Exercise instructions
All of the entries, apart from their pictures, are to be copied verbatim.

Exercise input
--- START ---

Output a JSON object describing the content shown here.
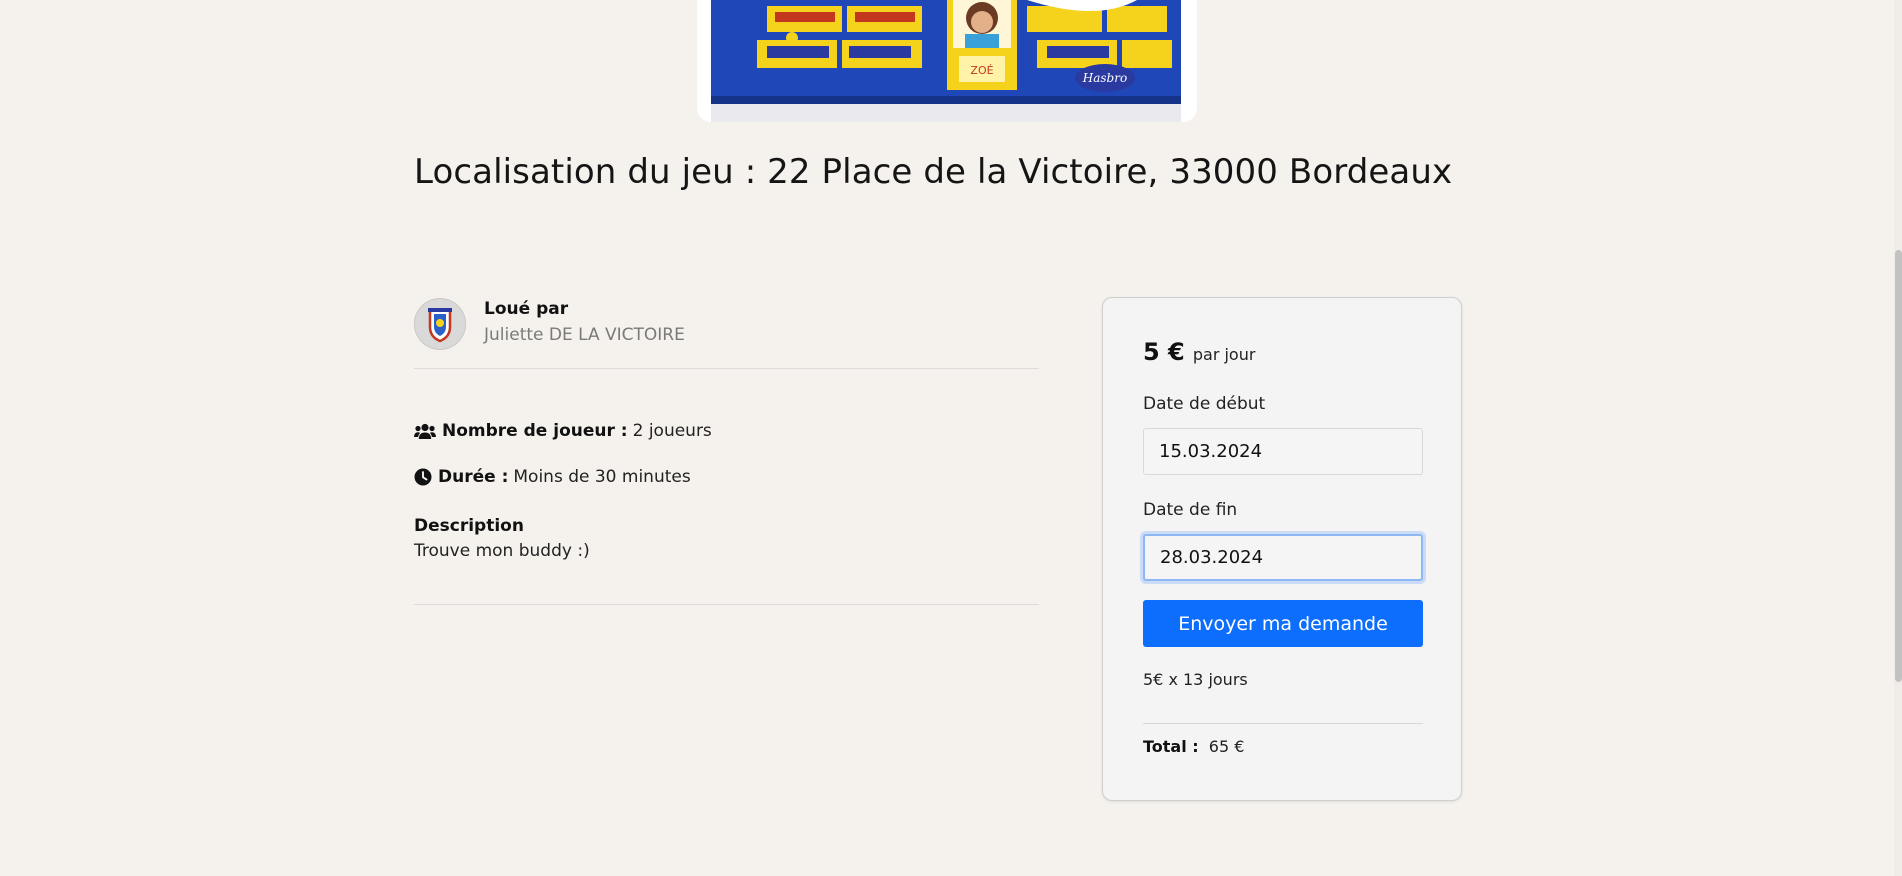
{
  "game": {
    "image_texts": {
      "player_card": "ZOÉ",
      "brand": "Hasbro"
    }
  },
  "location": {
    "title": "Localisation du jeu : 22 Place de la Victoire, 33000 Bordeaux"
  },
  "owner": {
    "label": "Loué par",
    "name": "Juliette DE LA VICTOIRE"
  },
  "details": {
    "players_label": "Nombre de joueur :",
    "players_value": "2 joueurs",
    "duration_label": "Durée :",
    "duration_value": "Moins de 30 minutes",
    "description_title": "Description",
    "description_text": "Trouve mon buddy :)"
  },
  "booking": {
    "price_amount": "5 €",
    "price_unit": "par jour",
    "start_label": "Date de début",
    "start_value": "15.03.2024",
    "end_label": "Date de fin",
    "end_value": "28.03.2024",
    "submit_label": "Envoyer ma demande",
    "calculation": "5€ x 13 jours",
    "total_label": "Total :",
    "total_value": "65 €"
  },
  "icons": {
    "players": "users-icon",
    "duration": "clock-icon",
    "avatar": "shield-avatar-icon"
  },
  "colors": {
    "background": "#f5f2ee",
    "primary_button": "#0d6efd",
    "card_background": "#f4f4f4",
    "muted_text": "#7a7a7a"
  }
}
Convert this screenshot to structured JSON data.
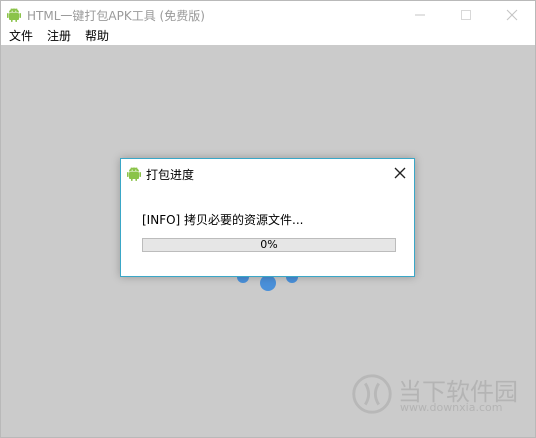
{
  "window": {
    "title": "HTML一键打包APK工具 (免费版)"
  },
  "menu": [
    "文件",
    "注册",
    "帮助"
  ],
  "dialog": {
    "title": "打包进度",
    "message": "[INFO] 拷贝必要的资源文件...",
    "progress": {
      "fraction": 0,
      "label": "0%"
    }
  },
  "watermark": {
    "site_name": "当下软件园",
    "url": "www.downxia.com"
  },
  "colors": {
    "android_green": "#8bc34a",
    "dialog_border": "#3aa7c7",
    "spinner_blue": "#4a90d9",
    "background_gray": "#cbcbcb"
  }
}
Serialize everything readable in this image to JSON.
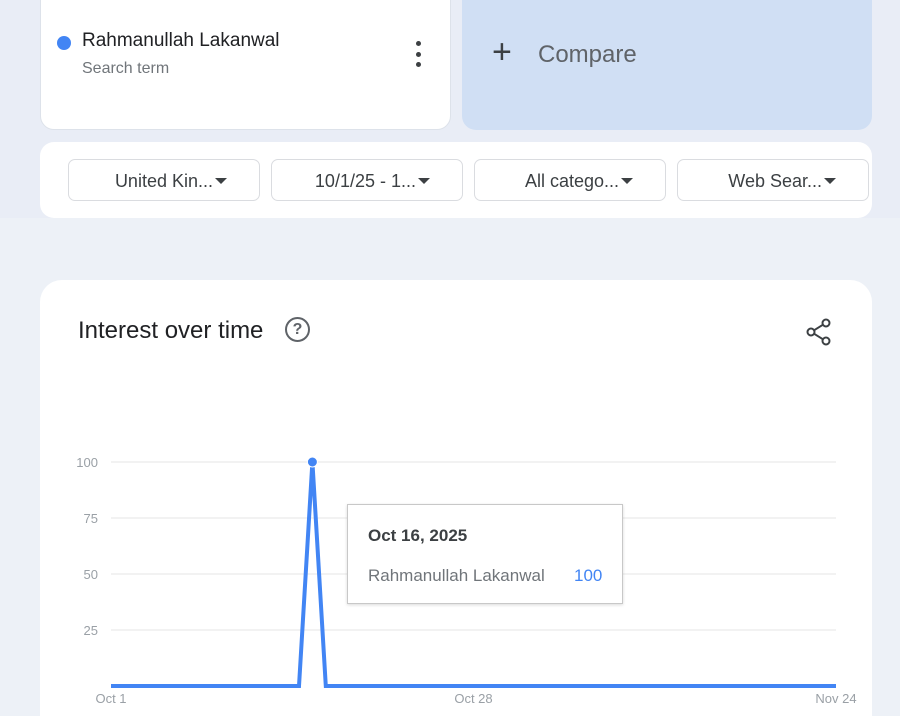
{
  "search_term": {
    "name": "Rahmanullah Lakanwal",
    "subtitle": "Search term",
    "color": "#4285f4"
  },
  "compare": {
    "label": "Compare"
  },
  "filters": [
    {
      "label": "United Kin..."
    },
    {
      "label": "10/1/25 - 1..."
    },
    {
      "label": "All catego..."
    },
    {
      "label": "Web Sear..."
    }
  ],
  "chart_section": {
    "title": "Interest over time"
  },
  "chart_data": {
    "type": "line",
    "title": "Interest over time",
    "series": [
      {
        "name": "Rahmanullah Lakanwal",
        "color": "#4285f4",
        "points": [
          {
            "date": "2025-10-01",
            "value": 0
          },
          {
            "date": "2025-10-15",
            "value": 0
          },
          {
            "date": "2025-10-16",
            "value": 100
          },
          {
            "date": "2025-10-17",
            "value": 0
          },
          {
            "date": "2025-11-24",
            "value": 0
          }
        ]
      }
    ],
    "x_ticks": [
      "Oct 1",
      "Oct 28",
      "Nov 24"
    ],
    "y_ticks": [
      25,
      50,
      75,
      100
    ],
    "ylim": [
      0,
      100
    ],
    "grid": true
  },
  "tooltip": {
    "date": "Oct 16, 2025",
    "term": "Rahmanullah Lakanwal",
    "value": "100"
  }
}
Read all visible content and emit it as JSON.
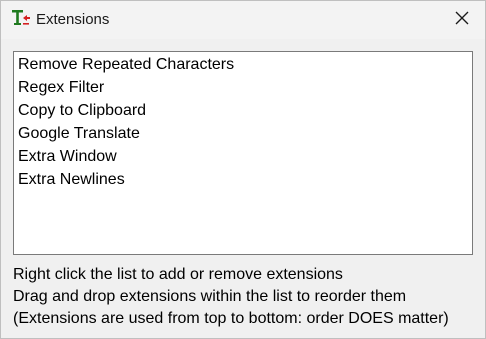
{
  "window": {
    "title": "Extensions",
    "app_icon": "text-cursor-app-icon",
    "close_icon": "close-icon"
  },
  "extensions": [
    {
      "label": "Remove Repeated Characters"
    },
    {
      "label": "Regex Filter"
    },
    {
      "label": "Copy to Clipboard"
    },
    {
      "label": "Google Translate"
    },
    {
      "label": "Extra Window"
    },
    {
      "label": "Extra Newlines"
    }
  ],
  "hints": {
    "line1": "Right click the list to add or remove extensions",
    "line2": "Drag and drop extensions within the list to reorder them",
    "line3": "(Extensions are used from top to bottom: order DOES matter)"
  },
  "colors": {
    "icon_green": "#1f7a1f",
    "icon_red": "#d42020"
  }
}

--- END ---

Your response
Output a JSON object describing the content shown here.
{
  "game": {
    "image_texts": {
      "player_card": "ZOÉ",
      "brand": "Hasbro"
    }
  },
  "location": {
    "title": "Localisation du jeu : 22 Place de la Victoire, 33000 Bordeaux"
  },
  "owner": {
    "label": "Loué par",
    "name": "Juliette DE LA VICTOIRE"
  },
  "details": {
    "players_label": "Nombre de joueur :",
    "players_value": "2 joueurs",
    "duration_label": "Durée :",
    "duration_value": "Moins de 30 minutes",
    "description_title": "Description",
    "description_text": "Trouve mon buddy :)"
  },
  "booking": {
    "price_amount": "5 €",
    "price_unit": "par jour",
    "start_label": "Date de début",
    "start_value": "15.03.2024",
    "end_label": "Date de fin",
    "end_value": "28.03.2024",
    "submit_label": "Envoyer ma demande",
    "calculation": "5€ x 13 jours",
    "total_label": "Total :",
    "total_value": "65 €"
  },
  "icons": {
    "players": "users-icon",
    "duration": "clock-icon",
    "avatar": "shield-avatar-icon"
  },
  "colors": {
    "background": "#f5f2ee",
    "primary_button": "#0d6efd",
    "card_background": "#f4f4f4",
    "muted_text": "#7a7a7a"
  }
}
Convert this screenshot to structured JSON data.
{
  "window": {
    "title": "HTML一键打包APK工具 (免费版)"
  },
  "menu": [
    "文件",
    "注册",
    "帮助"
  ],
  "dialog": {
    "title": "打包进度",
    "message": "[INFO] 拷贝必要的资源文件...",
    "progress": {
      "fraction": 0,
      "label": "0%"
    }
  },
  "watermark": {
    "site_name": "当下软件园",
    "url": "www.downxia.com"
  },
  "colors": {
    "android_green": "#8bc34a",
    "dialog_border": "#3aa7c7",
    "spinner_blue": "#4a90d9",
    "background_gray": "#cbcbcb"
  }
}
Serialize everything readable in this image to JSON.
{
  "search_term": {
    "name": "Rahmanullah Lakanwal",
    "subtitle": "Search term",
    "color": "#4285f4"
  },
  "compare": {
    "label": "Compare"
  },
  "filters": [
    {
      "label": "United Kin..."
    },
    {
      "label": "10/1/25 - 1..."
    },
    {
      "label": "All catego..."
    },
    {
      "label": "Web Sear..."
    }
  ],
  "chart_section": {
    "title": "Interest over time"
  },
  "chart_data": {
    "type": "line",
    "title": "Interest over time",
    "series": [
      {
        "name": "Rahmanullah Lakanwal",
        "color": "#4285f4",
        "points": [
          {
            "date": "2025-10-01",
            "value": 0
          },
          {
            "date": "2025-10-15",
            "value": 0
          },
          {
            "date": "2025-10-16",
            "value": 100
          },
          {
            "date": "2025-10-17",
            "value": 0
          },
          {
            "date": "2025-11-24",
            "value": 0
          }
        ]
      }
    ],
    "x_ticks": [
      "Oct 1",
      "Oct 28",
      "Nov 24"
    ],
    "y_ticks": [
      25,
      50,
      75,
      100
    ],
    "ylim": [
      0,
      100
    ],
    "grid": true
  },
  "tooltip": {
    "date": "Oct 16, 2025",
    "term": "Rahmanullah Lakanwal",
    "value": "100"
  }
}
Read all visible content and emit it as JSON.
{
  "window": {
    "title": "Extensions",
    "app_icon": "text-cursor-app-icon",
    "close_icon": "close-icon"
  },
  "extensions": [
    {
      "label": "Remove Repeated Characters"
    },
    {
      "label": "Regex Filter"
    },
    {
      "label": "Copy to Clipboard"
    },
    {
      "label": "Google Translate"
    },
    {
      "label": "Extra Window"
    },
    {
      "label": "Extra Newlines"
    }
  ],
  "hints": {
    "line1": "Right click the list to add or remove extensions",
    "line2": "Drag and drop extensions within the list to reorder them",
    "line3": "(Extensions are used from top to bottom: order DOES matter)"
  },
  "colors": {
    "icon_green": "#1f7a1f",
    "icon_red": "#d42020"
  }
}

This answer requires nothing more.